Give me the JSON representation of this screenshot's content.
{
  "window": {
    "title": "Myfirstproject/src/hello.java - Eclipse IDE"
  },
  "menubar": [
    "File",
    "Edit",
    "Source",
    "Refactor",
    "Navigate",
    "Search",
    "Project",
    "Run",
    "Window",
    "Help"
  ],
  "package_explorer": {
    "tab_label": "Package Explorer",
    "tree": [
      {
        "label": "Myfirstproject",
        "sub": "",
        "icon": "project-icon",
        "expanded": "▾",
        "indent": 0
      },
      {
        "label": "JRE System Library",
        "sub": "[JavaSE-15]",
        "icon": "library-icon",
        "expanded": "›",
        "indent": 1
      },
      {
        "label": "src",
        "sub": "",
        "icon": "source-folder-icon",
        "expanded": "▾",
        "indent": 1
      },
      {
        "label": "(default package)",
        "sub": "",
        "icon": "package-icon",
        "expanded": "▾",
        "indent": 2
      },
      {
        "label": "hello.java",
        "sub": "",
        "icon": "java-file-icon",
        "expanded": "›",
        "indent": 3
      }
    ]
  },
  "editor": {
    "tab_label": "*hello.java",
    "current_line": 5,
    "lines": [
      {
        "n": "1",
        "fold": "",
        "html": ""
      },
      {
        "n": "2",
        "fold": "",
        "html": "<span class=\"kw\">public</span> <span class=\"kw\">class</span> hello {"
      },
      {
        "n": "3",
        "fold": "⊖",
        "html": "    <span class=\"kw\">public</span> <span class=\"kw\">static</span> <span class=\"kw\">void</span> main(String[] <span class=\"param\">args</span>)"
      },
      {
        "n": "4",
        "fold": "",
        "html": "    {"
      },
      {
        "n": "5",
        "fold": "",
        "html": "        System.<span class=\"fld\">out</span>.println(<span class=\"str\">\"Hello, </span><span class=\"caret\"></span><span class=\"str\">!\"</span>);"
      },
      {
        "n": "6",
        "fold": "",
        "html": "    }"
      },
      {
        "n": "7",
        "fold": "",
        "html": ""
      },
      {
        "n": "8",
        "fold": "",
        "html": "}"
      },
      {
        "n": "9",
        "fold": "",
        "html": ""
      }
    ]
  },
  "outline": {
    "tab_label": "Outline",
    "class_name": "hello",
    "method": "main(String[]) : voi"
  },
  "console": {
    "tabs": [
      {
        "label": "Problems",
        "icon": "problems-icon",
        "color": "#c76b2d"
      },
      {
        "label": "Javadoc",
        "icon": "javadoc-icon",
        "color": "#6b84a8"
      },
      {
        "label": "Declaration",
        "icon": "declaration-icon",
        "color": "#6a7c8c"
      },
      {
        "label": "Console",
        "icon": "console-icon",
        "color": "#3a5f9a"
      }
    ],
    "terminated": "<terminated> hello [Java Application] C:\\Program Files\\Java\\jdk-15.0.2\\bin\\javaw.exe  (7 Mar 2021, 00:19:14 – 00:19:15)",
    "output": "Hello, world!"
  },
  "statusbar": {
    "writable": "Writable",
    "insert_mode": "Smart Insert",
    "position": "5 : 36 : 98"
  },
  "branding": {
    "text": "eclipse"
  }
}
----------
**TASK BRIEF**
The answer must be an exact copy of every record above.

**TASK ANSWER**
Give me the JSON representation of this screenshot's content.
{
  "window": {
    "title": "Myfirstproject/src/hello.java - Eclipse IDE"
  },
  "menubar": [
    "File",
    "Edit",
    "Source",
    "Refactor",
    "Navigate",
    "Search",
    "Project",
    "Run",
    "Window",
    "Help"
  ],
  "package_explorer": {
    "tab_label": "Package Explorer",
    "tree": [
      {
        "label": "Myfirstproject",
        "sub": "",
        "icon": "project-icon",
        "expanded": "▾",
        "indent": 0
      },
      {
        "label": "JRE System Library",
        "sub": "[JavaSE-15]",
        "icon": "library-icon",
        "expanded": "›",
        "indent": 1
      },
      {
        "label": "src",
        "sub": "",
        "icon": "source-folder-icon",
        "expanded": "▾",
        "indent": 1
      },
      {
        "label": "(default package)",
        "sub": "",
        "icon": "package-icon",
        "expanded": "▾",
        "indent": 2
      },
      {
        "label": "hello.java",
        "sub": "",
        "icon": "java-file-icon",
        "expanded": "›",
        "indent": 3
      }
    ]
  },
  "editor": {
    "tab_label": "*hello.java",
    "current_line": 5,
    "lines": [
      {
        "n": "1",
        "fold": "",
        "html": ""
      },
      {
        "n": "2",
        "fold": "",
        "html": "<span class=\"kw\">public</span> <span class=\"kw\">class</span> hello {"
      },
      {
        "n": "3",
        "fold": "⊖",
        "html": "    <span class=\"kw\">public</span> <span class=\"kw\">static</span> <span class=\"kw\">void</span> main(String[] <span class=\"param\">args</span>)"
      },
      {
        "n": "4",
        "fold": "",
        "html": "    {"
      },
      {
        "n": "5",
        "fold": "",
        "html": "        System.<span class=\"fld\">out</span>.println(<span class=\"str\">\"Hello, </span><span class=\"caret\"></span><span class=\"str\">!\"</span>);"
      },
      {
        "n": "6",
        "fold": "",
        "html": "    }"
      },
      {
        "n": "7",
        "fold": "",
        "html": ""
      },
      {
        "n": "8",
        "fold": "",
        "html": "}"
      },
      {
        "n": "9",
        "fold": "",
        "html": ""
      }
    ]
  },
  "outline": {
    "tab_label": "Outline",
    "class_name": "hello",
    "method": "main(String[]) : voi"
  },
  "console": {
    "tabs": [
      {
        "label": "Problems",
        "icon": "problems-icon",
        "color": "#c76b2d"
      },
      {
        "label": "Javadoc",
        "icon": "javadoc-icon",
        "color": "#6b84a8"
      },
      {
        "label": "Declaration",
        "icon": "declaration-icon",
        "color": "#6a7c8c"
      },
      {
        "label": "Console",
        "icon": "console-icon",
        "color": "#3a5f9a"
      }
    ],
    "terminated": "<terminated> hello [Java Application] C:\\Program Files\\Java\\jdk-15.0.2\\bin\\javaw.exe  (7 Mar 2021, 00:19:14 – 00:19:15)",
    "output": "Hello, world!"
  },
  "statusbar": {
    "writable": "Writable",
    "insert_mode": "Smart Insert",
    "position": "5 : 36 : 98"
  },
  "branding": {
    "text": "eclipse"
  }
}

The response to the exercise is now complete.